Nigeria has taken a bold step to become the first country in the world to ban foreign models and voice actors in its ads. Set to go into effect on October 1st (Nigerian Independence Day), its goal is to promote and represent the talent of the country’s native population — as well as a “first step toward allowing African history and stories to be told by its people.”

This move has received mixed reactions. 

Supporters of this movement are praising the government for a “long overdue” measure that would see the predominately white, non-Nigerian models and British voice artists so prevalent in Nigerian media be replaced by people who look and sound like their fellow countrymen.

Tolulope Kolade, founder of a Nigerian voiceover talent firm, said “We, the local talent, we best express the realities of our locality.” And with a country of over 200 million people, that’s really what it comes down to. It’s about creating the opportunity for Nigerians to represent Nigeria.

Those against the ruling have accused the Nigerian government of being xenophobic and discriminatory and have seized on the idea that it’s a blanket ban against white people in general. With headlines like “Nigeria bans white models in adverts,” it’s not surprising that people jumped to the wrong conclusions.

Does this mean they’ll never see a white face or hear a British accent on their television screens again? No. As Nigerian novelist Adaobi Tricia Nwaubani points out in this article, there are a lot of white women married to Nigerian men or Nigerian-born people with British or American accents. This ruling “cannont prevent these bona fide citizens of Nigeria from being featured in commercials, irrespective of the coulor of their skin.”

Even with this caveat, it’s likely they’re going to start seeing more accurate representation. And honestly, it’s needed. Equality won’t be handed over; it’s not something that will be freely given by peoples and industries who have long-held positions of supremacy. Nigeria is claiming its power and taking actionable steps to assert itself and its citizens as leaders in the larger global economy. They’re not asking – they’re taking.

Tell us what you think. Do you think more African countries should follow Nigeria’s lead?
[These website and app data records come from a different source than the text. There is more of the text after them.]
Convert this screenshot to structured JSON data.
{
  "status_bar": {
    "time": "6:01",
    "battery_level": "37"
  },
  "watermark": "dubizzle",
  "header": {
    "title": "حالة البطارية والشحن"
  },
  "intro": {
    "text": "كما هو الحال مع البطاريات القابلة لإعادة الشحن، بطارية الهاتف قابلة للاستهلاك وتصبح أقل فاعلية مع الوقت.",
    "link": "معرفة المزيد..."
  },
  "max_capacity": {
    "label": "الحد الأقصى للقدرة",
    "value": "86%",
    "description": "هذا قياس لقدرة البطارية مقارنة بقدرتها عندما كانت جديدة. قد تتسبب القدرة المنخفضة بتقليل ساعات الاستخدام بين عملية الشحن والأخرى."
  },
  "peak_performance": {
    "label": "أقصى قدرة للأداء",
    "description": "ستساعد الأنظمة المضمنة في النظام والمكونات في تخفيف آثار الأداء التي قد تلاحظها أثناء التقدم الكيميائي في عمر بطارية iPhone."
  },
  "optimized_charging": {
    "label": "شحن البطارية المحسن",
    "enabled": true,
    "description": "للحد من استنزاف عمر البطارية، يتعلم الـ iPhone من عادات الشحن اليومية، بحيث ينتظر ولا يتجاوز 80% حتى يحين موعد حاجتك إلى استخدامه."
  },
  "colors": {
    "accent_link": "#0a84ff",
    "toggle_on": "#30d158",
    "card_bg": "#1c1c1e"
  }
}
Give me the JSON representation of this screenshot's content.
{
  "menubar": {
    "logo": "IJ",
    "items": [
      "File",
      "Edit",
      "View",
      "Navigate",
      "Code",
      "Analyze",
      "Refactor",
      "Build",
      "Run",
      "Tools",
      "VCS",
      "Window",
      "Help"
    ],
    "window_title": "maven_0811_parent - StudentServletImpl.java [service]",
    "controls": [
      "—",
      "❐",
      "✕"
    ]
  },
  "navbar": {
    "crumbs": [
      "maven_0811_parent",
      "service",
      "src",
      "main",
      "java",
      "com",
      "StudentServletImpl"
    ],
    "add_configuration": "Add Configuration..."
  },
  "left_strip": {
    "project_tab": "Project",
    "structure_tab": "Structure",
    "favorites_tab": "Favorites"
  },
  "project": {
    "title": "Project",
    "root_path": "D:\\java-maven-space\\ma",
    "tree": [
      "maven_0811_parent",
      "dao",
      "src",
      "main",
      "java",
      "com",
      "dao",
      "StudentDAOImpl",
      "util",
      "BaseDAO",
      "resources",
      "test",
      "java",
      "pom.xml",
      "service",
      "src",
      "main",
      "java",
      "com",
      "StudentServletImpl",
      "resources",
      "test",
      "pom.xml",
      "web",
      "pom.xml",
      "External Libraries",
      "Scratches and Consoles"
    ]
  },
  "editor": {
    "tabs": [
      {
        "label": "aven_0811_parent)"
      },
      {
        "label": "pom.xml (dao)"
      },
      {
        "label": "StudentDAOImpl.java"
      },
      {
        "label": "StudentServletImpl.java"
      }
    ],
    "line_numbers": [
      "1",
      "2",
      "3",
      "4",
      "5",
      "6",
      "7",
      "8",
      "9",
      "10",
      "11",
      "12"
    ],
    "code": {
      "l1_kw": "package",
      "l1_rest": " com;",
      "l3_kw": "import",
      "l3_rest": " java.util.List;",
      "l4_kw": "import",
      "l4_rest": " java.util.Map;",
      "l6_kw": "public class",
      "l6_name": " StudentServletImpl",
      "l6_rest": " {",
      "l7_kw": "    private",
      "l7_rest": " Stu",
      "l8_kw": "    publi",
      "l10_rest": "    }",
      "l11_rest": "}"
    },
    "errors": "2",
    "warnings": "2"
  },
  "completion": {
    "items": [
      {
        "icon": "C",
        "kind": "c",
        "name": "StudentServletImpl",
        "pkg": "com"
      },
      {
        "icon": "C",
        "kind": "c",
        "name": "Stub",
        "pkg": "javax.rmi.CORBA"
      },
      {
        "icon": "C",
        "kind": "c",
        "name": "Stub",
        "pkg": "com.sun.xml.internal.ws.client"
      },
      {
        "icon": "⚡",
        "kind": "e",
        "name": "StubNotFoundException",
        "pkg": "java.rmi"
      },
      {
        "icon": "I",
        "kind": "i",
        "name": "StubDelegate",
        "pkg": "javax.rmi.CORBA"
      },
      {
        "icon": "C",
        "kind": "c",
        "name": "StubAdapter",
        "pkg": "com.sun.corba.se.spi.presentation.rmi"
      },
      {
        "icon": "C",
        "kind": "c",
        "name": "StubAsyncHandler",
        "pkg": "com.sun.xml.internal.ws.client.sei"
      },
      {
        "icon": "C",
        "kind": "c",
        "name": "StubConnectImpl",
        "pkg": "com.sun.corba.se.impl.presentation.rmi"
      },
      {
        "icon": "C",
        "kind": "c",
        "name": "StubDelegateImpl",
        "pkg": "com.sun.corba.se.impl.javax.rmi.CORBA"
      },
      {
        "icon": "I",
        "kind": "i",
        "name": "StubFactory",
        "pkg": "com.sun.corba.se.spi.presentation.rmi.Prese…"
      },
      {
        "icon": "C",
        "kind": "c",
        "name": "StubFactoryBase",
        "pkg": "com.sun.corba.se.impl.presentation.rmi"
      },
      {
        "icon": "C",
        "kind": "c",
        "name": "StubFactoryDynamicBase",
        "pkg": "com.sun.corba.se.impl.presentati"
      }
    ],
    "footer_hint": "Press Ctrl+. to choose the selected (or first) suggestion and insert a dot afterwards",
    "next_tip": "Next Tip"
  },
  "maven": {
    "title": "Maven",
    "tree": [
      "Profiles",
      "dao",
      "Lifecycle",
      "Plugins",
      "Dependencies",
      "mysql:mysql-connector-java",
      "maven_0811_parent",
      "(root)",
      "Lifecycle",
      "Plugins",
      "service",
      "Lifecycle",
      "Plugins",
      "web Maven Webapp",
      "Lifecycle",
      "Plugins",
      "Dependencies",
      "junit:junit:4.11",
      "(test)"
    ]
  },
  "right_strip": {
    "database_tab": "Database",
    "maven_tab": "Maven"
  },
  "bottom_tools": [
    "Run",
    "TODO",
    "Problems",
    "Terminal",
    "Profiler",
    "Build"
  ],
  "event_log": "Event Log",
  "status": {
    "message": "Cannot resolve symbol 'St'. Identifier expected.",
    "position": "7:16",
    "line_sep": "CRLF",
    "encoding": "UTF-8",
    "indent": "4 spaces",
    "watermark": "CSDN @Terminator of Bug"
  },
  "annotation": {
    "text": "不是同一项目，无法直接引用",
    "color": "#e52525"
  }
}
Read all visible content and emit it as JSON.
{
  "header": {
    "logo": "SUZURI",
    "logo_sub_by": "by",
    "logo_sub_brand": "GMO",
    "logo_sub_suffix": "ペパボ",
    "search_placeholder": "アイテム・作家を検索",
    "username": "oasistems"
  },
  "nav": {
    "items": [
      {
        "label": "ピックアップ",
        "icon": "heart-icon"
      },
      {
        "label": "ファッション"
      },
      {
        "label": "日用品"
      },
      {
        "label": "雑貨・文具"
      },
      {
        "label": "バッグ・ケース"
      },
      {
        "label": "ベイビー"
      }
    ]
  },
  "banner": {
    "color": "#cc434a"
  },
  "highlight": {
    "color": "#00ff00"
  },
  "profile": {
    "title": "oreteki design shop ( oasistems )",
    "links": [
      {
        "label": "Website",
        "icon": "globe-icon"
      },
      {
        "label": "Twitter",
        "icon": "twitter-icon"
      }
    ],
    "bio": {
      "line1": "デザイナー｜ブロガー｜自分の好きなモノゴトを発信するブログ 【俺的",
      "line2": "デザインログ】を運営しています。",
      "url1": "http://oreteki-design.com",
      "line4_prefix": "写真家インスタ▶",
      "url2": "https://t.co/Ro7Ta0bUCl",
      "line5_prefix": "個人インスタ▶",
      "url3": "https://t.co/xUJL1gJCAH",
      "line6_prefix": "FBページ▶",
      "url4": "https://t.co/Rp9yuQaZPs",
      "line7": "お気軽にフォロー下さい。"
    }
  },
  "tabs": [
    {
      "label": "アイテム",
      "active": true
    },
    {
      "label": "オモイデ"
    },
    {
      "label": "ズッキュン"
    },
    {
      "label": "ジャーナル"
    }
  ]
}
Would you agree that we cannot and should not wait to “be allowed” to be leaders on the world stage? How do you think the Nigerian economy and morale will improve over time? Leave a comment below.